Andorfer, C., Acker, C.M., Kress, Y., Hof, P.R., Duff, K. & Davies, P. 2005. Cell-Cycle Reentry and Cell Death in Transgenic Mice Expressing Nonmutant Human Tau Isoforms. Journal of Neuroscience, 25, 5446-5454.


Nerve cell death in Alzheimer's is caused by a failed attempt at cell division

Researchers have uncovered a key piece of missing evidence in the proof that nerve cell death in Alzheimer's disease is caused by a failed attempt at cell division. They have found a significant number of brain cells in Alzheimer's patients with extra copies of chromosomes, showing attempts at cell division in cells that are not supposed to divide. This effort to divide may be the cause of the nerve degeneration and dementia in Alzheimer's disease. "It's almost as if Alzheimer's disease were a novel form of cancer." Cancer is characterized by uncontrolled cell division. In this study, scientists found uncontrolled cell division, arrested in the midst of the process, is the likely cause of the nerve cell destruction. It is speculated that the plaques which are a hallmark of Alzheimer's disease brain cells trigger an inflammatory response in the brain, and that this response brings with it proteins that trigger cell division. This finding may signal a new approach to the treatment of Alzheimer's, trying to prevent signals for the inflammatory response from reaching the cells or to prevent the cells from responding to the signals to divide.

Yang, Y., Geldmacher, D. S., & Herrup, K. (2001). DNA Replication Precedes Neuronal Cell Death in Alzheimer’s Disease. The Journal of Neuroscience, 21(8), 2661–2668. Retrieved from http://www.jneurosci.org/content/21/8/2661


Overproduction of the brain chemical galanin might contribute to cognitive decline

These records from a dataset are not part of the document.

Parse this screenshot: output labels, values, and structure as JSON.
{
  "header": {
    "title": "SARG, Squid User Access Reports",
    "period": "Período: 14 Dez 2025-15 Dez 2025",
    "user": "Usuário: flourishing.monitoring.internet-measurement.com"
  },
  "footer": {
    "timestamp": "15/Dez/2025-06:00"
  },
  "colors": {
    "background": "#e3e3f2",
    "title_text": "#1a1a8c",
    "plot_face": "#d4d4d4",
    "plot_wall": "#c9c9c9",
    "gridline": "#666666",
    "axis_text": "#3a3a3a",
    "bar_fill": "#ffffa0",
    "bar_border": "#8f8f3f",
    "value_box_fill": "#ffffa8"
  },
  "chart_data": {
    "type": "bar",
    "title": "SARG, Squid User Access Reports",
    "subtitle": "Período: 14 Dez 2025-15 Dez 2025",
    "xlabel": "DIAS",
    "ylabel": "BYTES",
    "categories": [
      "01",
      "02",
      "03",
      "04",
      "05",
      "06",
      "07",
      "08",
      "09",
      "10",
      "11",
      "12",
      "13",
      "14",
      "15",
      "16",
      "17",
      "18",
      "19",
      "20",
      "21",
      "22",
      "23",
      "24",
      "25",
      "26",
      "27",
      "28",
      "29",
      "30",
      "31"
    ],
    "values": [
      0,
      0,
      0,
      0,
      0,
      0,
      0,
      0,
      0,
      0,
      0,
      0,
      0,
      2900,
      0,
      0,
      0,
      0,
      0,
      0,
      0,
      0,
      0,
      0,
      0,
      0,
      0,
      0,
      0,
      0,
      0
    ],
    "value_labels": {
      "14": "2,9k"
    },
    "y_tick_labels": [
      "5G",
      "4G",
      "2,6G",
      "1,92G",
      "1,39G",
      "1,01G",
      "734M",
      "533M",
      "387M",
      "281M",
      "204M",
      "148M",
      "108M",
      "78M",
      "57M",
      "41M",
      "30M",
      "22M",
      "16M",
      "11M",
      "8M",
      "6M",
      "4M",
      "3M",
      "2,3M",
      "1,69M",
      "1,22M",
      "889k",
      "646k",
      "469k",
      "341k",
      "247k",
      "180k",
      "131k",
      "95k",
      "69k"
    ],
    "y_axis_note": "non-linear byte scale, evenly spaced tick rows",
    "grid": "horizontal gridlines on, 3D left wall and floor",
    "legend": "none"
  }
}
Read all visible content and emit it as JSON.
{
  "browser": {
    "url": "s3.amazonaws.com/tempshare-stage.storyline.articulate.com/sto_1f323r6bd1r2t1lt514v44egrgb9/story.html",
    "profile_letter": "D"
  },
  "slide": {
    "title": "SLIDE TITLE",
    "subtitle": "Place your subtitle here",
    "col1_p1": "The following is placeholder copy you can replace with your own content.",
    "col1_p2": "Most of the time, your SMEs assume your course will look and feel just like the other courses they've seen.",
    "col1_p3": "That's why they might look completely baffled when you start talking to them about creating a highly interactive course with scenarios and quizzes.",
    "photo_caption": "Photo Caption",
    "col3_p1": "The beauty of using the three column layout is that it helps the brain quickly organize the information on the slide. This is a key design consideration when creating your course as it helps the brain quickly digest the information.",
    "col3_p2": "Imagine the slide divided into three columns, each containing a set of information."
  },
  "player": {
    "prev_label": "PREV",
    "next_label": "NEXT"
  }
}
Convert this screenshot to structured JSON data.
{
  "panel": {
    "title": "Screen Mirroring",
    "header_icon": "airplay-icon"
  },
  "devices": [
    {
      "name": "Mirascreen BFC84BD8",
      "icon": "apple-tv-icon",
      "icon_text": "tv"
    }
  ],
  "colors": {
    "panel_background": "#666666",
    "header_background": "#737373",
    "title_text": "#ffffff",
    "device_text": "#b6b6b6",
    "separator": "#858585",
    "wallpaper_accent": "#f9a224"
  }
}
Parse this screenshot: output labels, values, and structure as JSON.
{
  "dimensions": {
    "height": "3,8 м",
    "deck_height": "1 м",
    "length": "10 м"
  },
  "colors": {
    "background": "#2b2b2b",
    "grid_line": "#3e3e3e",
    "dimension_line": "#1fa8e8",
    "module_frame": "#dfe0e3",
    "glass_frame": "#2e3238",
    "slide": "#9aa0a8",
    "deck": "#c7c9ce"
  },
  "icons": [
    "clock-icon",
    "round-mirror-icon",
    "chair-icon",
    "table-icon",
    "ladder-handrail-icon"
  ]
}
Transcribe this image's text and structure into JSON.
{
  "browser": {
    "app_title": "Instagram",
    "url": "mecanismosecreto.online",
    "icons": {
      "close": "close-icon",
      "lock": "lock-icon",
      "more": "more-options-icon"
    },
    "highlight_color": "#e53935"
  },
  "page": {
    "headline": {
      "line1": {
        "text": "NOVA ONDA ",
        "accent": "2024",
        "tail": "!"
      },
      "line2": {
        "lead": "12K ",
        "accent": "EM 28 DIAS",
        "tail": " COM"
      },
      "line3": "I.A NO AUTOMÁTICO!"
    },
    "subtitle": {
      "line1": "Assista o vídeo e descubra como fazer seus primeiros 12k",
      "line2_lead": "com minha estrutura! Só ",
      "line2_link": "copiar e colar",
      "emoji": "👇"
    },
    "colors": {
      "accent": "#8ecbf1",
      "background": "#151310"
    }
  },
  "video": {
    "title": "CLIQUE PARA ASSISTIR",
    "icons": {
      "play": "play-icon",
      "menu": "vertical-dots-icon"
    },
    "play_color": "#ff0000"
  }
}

Overproduction of the brain chemical galanin during the early stages of Alzheimer’s may have an negative effect on the brain and contribute to the cognitive decline of patients, according to a study involving transgenic (mutated) mice. The study suggests the overproduction of galanin might be a response to the deterioration of brain cells ( people with Alzheimer's have twice as much galanin in certain areas of the brain as peers who die of something else). While initially galanin might be beneficial, as the disease progresses, the overexpression of galanin may become its own problem, contributing to cognitive decline. It seems that the memory loss that occurs with Alzheimer's may be caused by the combination of cell death and excess galanin. It may be that a drug that blocks galanin would slow or reverse the mental damage caused by the disease.

Steiner, R. A., Hohmann, J. G., Holmes, A., Wrenn, C. C., Cadd, G., Juréus, A., … Crawley, J. N. (2001). Galanin transgenic mice display cognitive and neurochemical deficits characteristic of Alzheimer’s disease. Proceedings of the National Academy of Sciences, 98(7), 4184–4189. doi:10.1073/pnas.061445598 .